*Assignment*
Where the string "Suitable" appears in a line of the data, show that line.

Data about app and page elements

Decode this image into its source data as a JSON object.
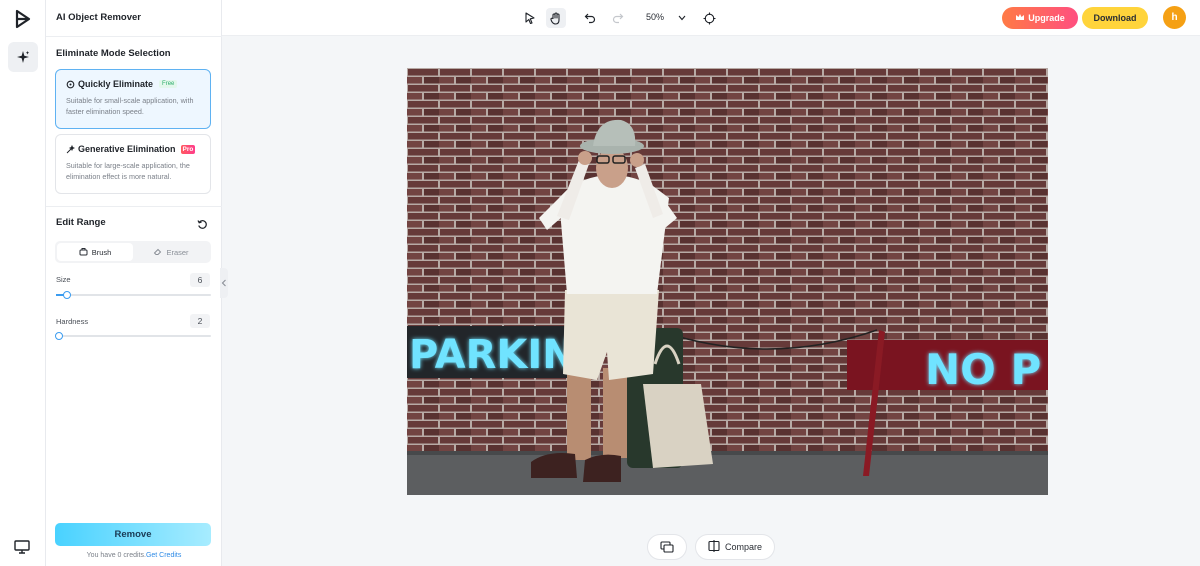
{
  "app": {
    "title": "AI Object Remover"
  },
  "mode": {
    "section_title": "Eliminate Mode Selection",
    "options": [
      {
        "label": "Quickly Eliminate",
        "badge": "Free",
        "description": "Suitable for small-scale application, with faster elimination speed.",
        "selected": true
      },
      {
        "label": "Generative Elimination",
        "badge": "Pro",
        "description": "Suitable for large-scale application, the elimination effect is more natural.",
        "selected": false
      }
    ]
  },
  "edit_range": {
    "title": "Edit Range",
    "tools": [
      {
        "label": "Brush",
        "selected": true
      },
      {
        "label": "Eraser",
        "selected": false
      }
    ],
    "size": {
      "label": "Size",
      "value": "6",
      "level": 0.05
    },
    "hardness": {
      "label": "Hardness",
      "value": "2",
      "level": 0.0
    }
  },
  "actions": {
    "remove_label": "Remove",
    "credits_text": "You have 0 credits.",
    "credits_link": "Get Credits"
  },
  "toolbar": {
    "zoom": "50%",
    "upgrade_label": "Upgrade",
    "download_label": "Download",
    "avatar_initial": "h"
  },
  "bottom": {
    "compare_label": "Compare"
  },
  "image": {
    "signs": [
      "PARKIN",
      "NO P"
    ]
  },
  "colors": {
    "accent": "#3b9cf0",
    "upgrade": "#ff5a6e",
    "download": "#ffd43b",
    "avatar": "#f5a014"
  }
}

*Output for this exercise*
        "description": "Suitable for small-scale application, with faster elimination speed.",
        "description": "Suitable for large-scale application, the elimination effect is more natural.",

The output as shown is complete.